Accessibility Day in Vienna

Last week I talked at the Vienna Accessibility Day (“A-Tag”) about the emerging W3C standard for Accessible Rich Internet Applications (ARIA). The presentation went well as I included code fragments and screencasts of ARIA demos, though I lost the audience a little when I started to speak about the JavaScript that is required to add keyboard access to more complex widgets. ;) So I revised that slide and added another one pointing to tab navigation widgets in various JavaScript frameworks as Christian Heilmann suggested.

You can see and download the slides at Slideshare (German). As I promised to write a detailed post about ARIA enhanced tab navigation for the Webkrauts web standards advent calendar (think of a German version of 24 ways) you will be able to enjoy an English tutorial soon. Never mind the references to Chris in the slides — I had to choose an example from my flickr pictures, and I believe there are too many presentations already with kittens.

The conference was surprisingly innovative: I half expected a crowd of suits as the event was co-organized by the Austrian Ministry of Health, Family and Youth, instead there were many young faces and a fair percentage of women. Things I have learned (and tweeted about) include:

  • As of January 2009, websites sponsored by the Austrian Ministry of Health will only receive funding when they are accessible. That doesn’t come as a surprise as a European Ministerial Declaration in 2006 announced that accessibility and best practices could become mandatory in public procurement in 2010.
  • Artur Ortega showed examples of Dirk Ginader’s accessibility features for Yahoo!
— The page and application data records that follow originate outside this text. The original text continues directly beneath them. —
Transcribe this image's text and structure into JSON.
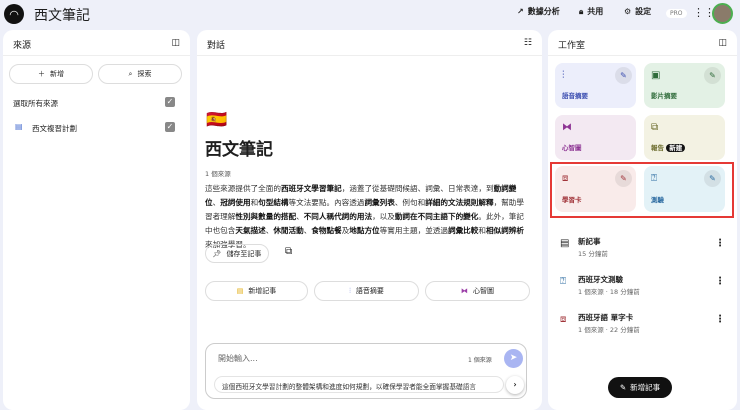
{
  "header": {
    "title": "西文筆記",
    "analytics": "數據分析",
    "share": "共用",
    "settings": "設定",
    "pro": "PRO"
  },
  "sources": {
    "title": "來源",
    "add": "新增",
    "explore": "探索",
    "select_all": "選取所有來源",
    "items": [
      {
        "label": "西文複習計劃"
      }
    ]
  },
  "chat": {
    "title": "對話",
    "flag": "🇪🇸",
    "notebook_title": "西文筆記",
    "source_count": "1 個來源",
    "summary_parts": [
      "這些來源提供了全面的",
      "西班牙文學習筆記",
      "，涵蓋了從基礎問候語、詞彙、日常表達，到",
      "動詞變位",
      "、",
      "冠詞使用",
      "和",
      "句型結構",
      "等文法要點。內容透過",
      "詞彙列表",
      "、例句和",
      "詳細的文法規則解釋",
      "，幫助學習者理解",
      "性別與數量的搭配",
      "、",
      "不同人稱代詞的用法",
      "，以及",
      "動詞在不同主語下的變化",
      "。此外，筆記中也包含",
      "天氣描述",
      "、",
      "休閒活動",
      "、",
      "食物點餐",
      "及",
      "地點方位",
      "等實用主題，並透過",
      "詞彙比較",
      "和",
      "相似詞辨析",
      "來加強學習。"
    ],
    "save_note": "儲存至記事",
    "chips": [
      "新增記事",
      "語音摘要",
      "心智圖"
    ],
    "input_placeholder": "開始輸入...",
    "input_sources": "1 個來源",
    "suggestion": "這個西班牙文學習計劃的整體架構和進度如何規劃，以確保學習者能全面掌握基礎語言"
  },
  "studio": {
    "title": "工作室",
    "cards": [
      "語音摘要",
      "影片摘要",
      "心智圖",
      "報告",
      "學習卡",
      "測驗"
    ],
    "new_badge": "新建",
    "notes": [
      {
        "title": "新記事",
        "meta": "15 分鐘前"
      },
      {
        "title": "西班牙文測驗",
        "meta": "1 個來源 · 18 分鐘前"
      },
      {
        "title": "西班牙語 單字卡",
        "meta": "1 個來源 · 22 分鐘前"
      }
    ],
    "add_note": "新增記事"
  },
  "colors": {
    "highlight": "#e53935"
  }
}
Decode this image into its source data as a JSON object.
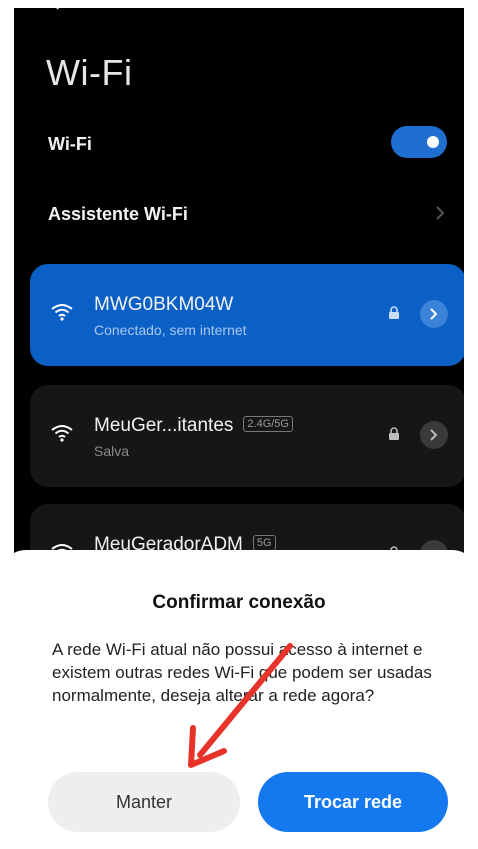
{
  "screen": {
    "title": "Wi-Fi",
    "wifi_toggle": {
      "label": "Wi-Fi",
      "state": "on"
    },
    "assistant": {
      "label": "Assistente Wi-Fi"
    },
    "networks": [
      {
        "name": "MWG0BKM04W",
        "status": "Conectado, sem internet",
        "band": "",
        "secured": true,
        "active": true
      },
      {
        "name": "MeuGer...itantes",
        "status": "Salva",
        "band": "2.4G/5G",
        "secured": true,
        "active": false
      },
      {
        "name": "MeuGeradorADM",
        "status": "",
        "band": "5G",
        "secured": true,
        "active": false
      }
    ]
  },
  "dialog": {
    "title": "Confirmar conexão",
    "message": "A rede Wi-Fi atual não possui acesso à internet e existem outras redes Wi-Fi que podem ser usadas normalmente, deseja alterar a rede agora?",
    "keep_label": "Manter",
    "switch_label": "Trocar rede"
  },
  "colors": {
    "accent": "#1478ef",
    "active_card": "#0b60c6",
    "annotation_arrow": "#e8332a"
  },
  "icons": [
    "back-arrow-icon",
    "chevron-right-icon",
    "wifi-icon",
    "lock-icon",
    "annotation-arrow"
  ]
}
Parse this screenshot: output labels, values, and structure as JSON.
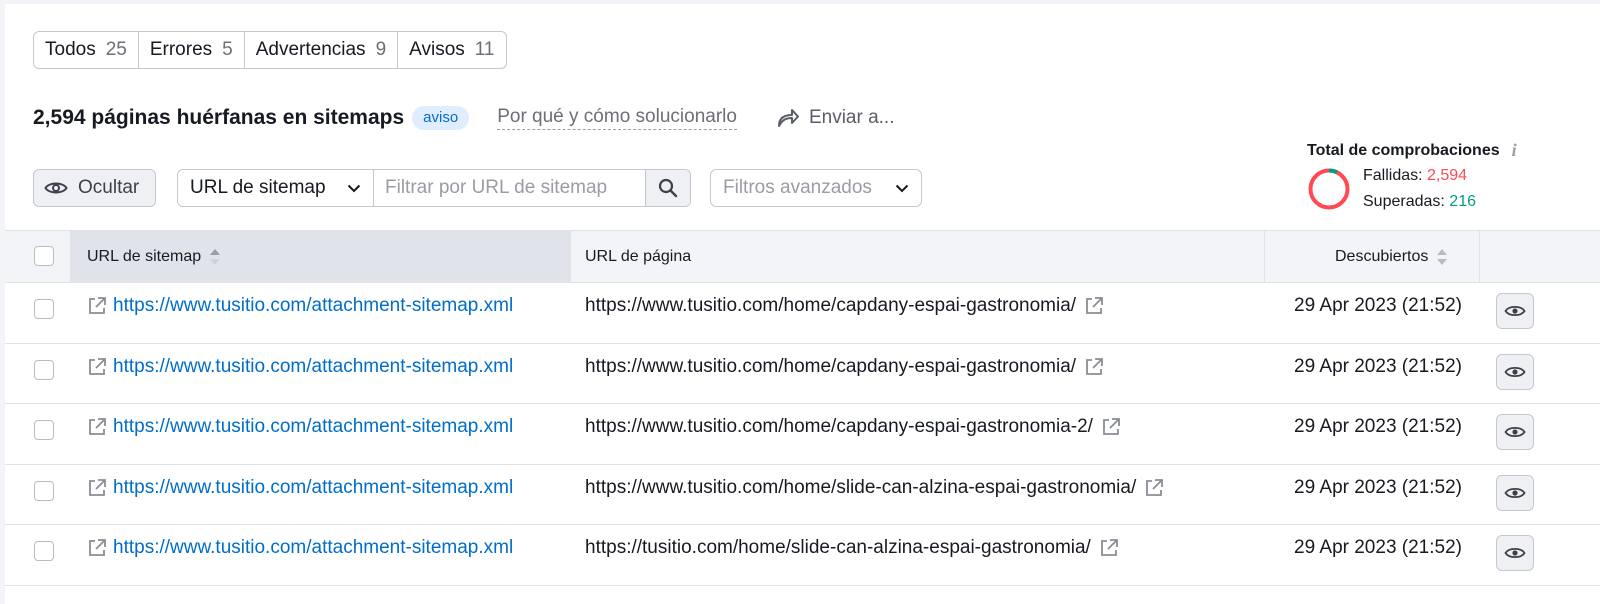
{
  "tabs": [
    {
      "label": "Todos",
      "count": "25"
    },
    {
      "label": "Errores",
      "count": "5"
    },
    {
      "label": "Advertencias",
      "count": "9"
    },
    {
      "label": "Avisos",
      "count": "11"
    }
  ],
  "issue": {
    "title": "2,594 páginas huérfanas en sitemaps",
    "badge": "aviso",
    "howto_link": "Por qué y cómo solucionarlo",
    "send_label": "Enviar a..."
  },
  "toolbar": {
    "hide_label": "Ocultar",
    "filter_select": "URL de sitemap",
    "filter_placeholder": "Filtrar por URL de sitemap",
    "advanced_filters": "Filtros avanzados"
  },
  "checks": {
    "title": "Total de comprobaciones",
    "failed_label": "Fallidas:",
    "failed_value": "2,594",
    "passed_label": "Superadas:",
    "passed_value": "216",
    "colors": {
      "failed": "#ff4953",
      "passed": "#009f81"
    }
  },
  "table": {
    "headers": {
      "sitemap_url": "URL de sitemap",
      "page_url": "URL de página",
      "discovered": "Descubiertos"
    },
    "rows": [
      {
        "sitemap": "https://www.tusitio.com/attachment-sitemap.xml",
        "page": "https://www.tusitio.com/home/capdany-espai-gastronomia/",
        "date": "29 Apr 2023 (21:52)"
      },
      {
        "sitemap": "https://www.tusitio.com/attachment-sitemap.xml",
        "page": "https://www.tusitio.com/home/capdany-espai-gastronomia/",
        "date": "29 Apr 2023 (21:52)"
      },
      {
        "sitemap": "https://www.tusitio.com/attachment-sitemap.xml",
        "page": "https://www.tusitio.com/home/capdany-espai-gastronomia-2/",
        "date": "29 Apr 2023 (21:52)"
      },
      {
        "sitemap": "https://www.tusitio.com/attachment-sitemap.xml",
        "page": "https://www.tusitio.com/home/slide-can-alzina-espai-gastronomia/",
        "date": "29 Apr 2023 (21:52)"
      },
      {
        "sitemap": "https://www.tusitio.com/attachment-sitemap.xml",
        "page": "https://tusitio.com/home/slide-can-alzina-espai-gastronomia/",
        "date": "29 Apr 2023 (21:52)"
      }
    ]
  },
  "colors": {
    "link": "#006dca",
    "badge_bg": "#e0ecff"
  }
}
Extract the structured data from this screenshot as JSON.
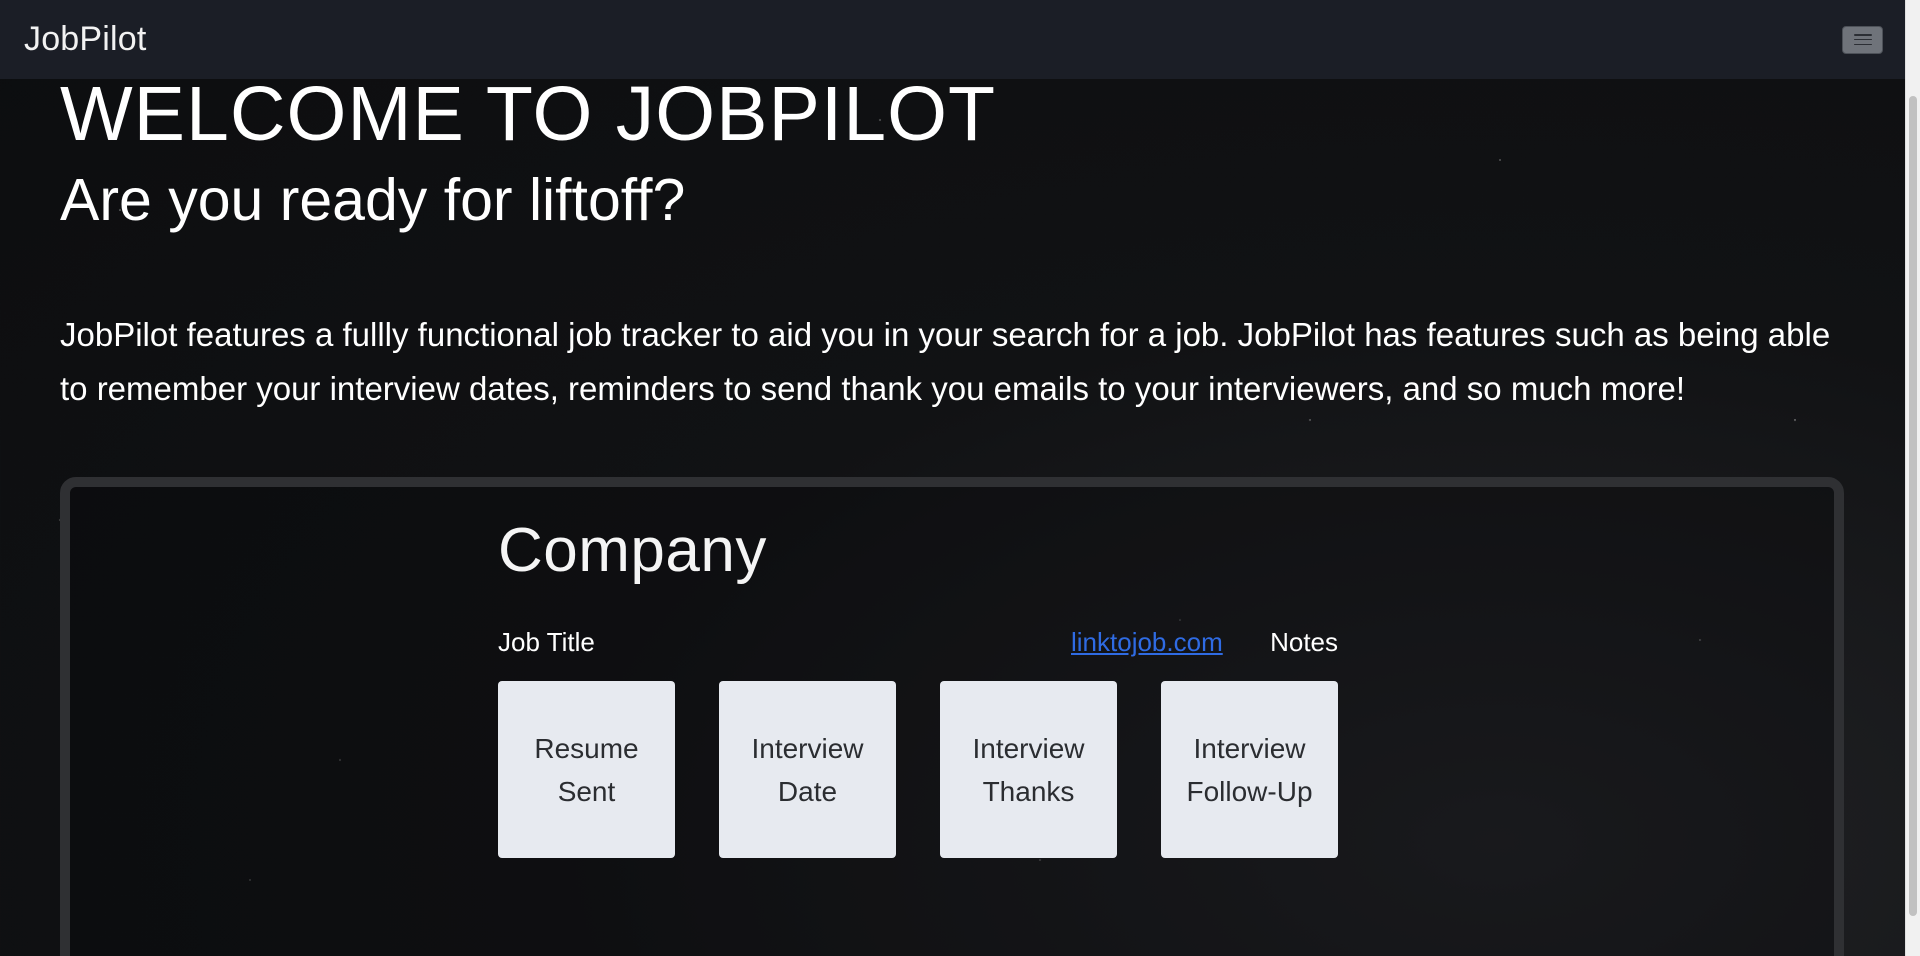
{
  "navbar": {
    "brand": "JobPilot"
  },
  "hero": {
    "title": "WELCOME TO JOBPILOT",
    "subtitle": "Are you ready for liftoff?",
    "description": "JobPilot features a fullly functional job tracker to aid you in your search for a job. JobPilot has features such as being able to remember your interview dates, reminders to send thank you emails to your interviewers, and so much more!"
  },
  "demo_card": {
    "company": "Company",
    "job_title": "Job Title",
    "link": "linktojob.com",
    "notes": "Notes",
    "tiles": [
      {
        "line1": "Resume",
        "line2": "Sent"
      },
      {
        "line1": "Interview",
        "line2": "Date"
      },
      {
        "line1": "Interview",
        "line2": "Thanks"
      },
      {
        "line1": "Interview",
        "line2": "Follow-Up"
      }
    ]
  },
  "colors": {
    "navbar_bg": "#1b1e26",
    "link": "#2f6be3",
    "tile_bg": "#e7eaf0"
  },
  "icons": {
    "menu": "hamburger-icon"
  }
}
Finance, including two input fields where the labels were dynamically updated after a currency was chosen. So a screenreader read “convert pound sterling to euros” instead of “convert currency to currency.”
  • One reason for JavaScript enhanced HTML controls for Flash objects like Yahoo! video is that the Flash object cannot get tab focus when the wmode param is set to opaque or transparent. Still without that param it is impossible to tab into a Flash object in Firefox 3. Or did I overlook something?
  • Designer Maria Putzhuber quoted an interesting delusion: 70% of designers believe that visitors are almost always able to maintain orientation while in fact just 10% of the visitors are able to achieve this. What do you think is the reason?

Deutsche Fassung

View SlideShare presentation

Comments are closed.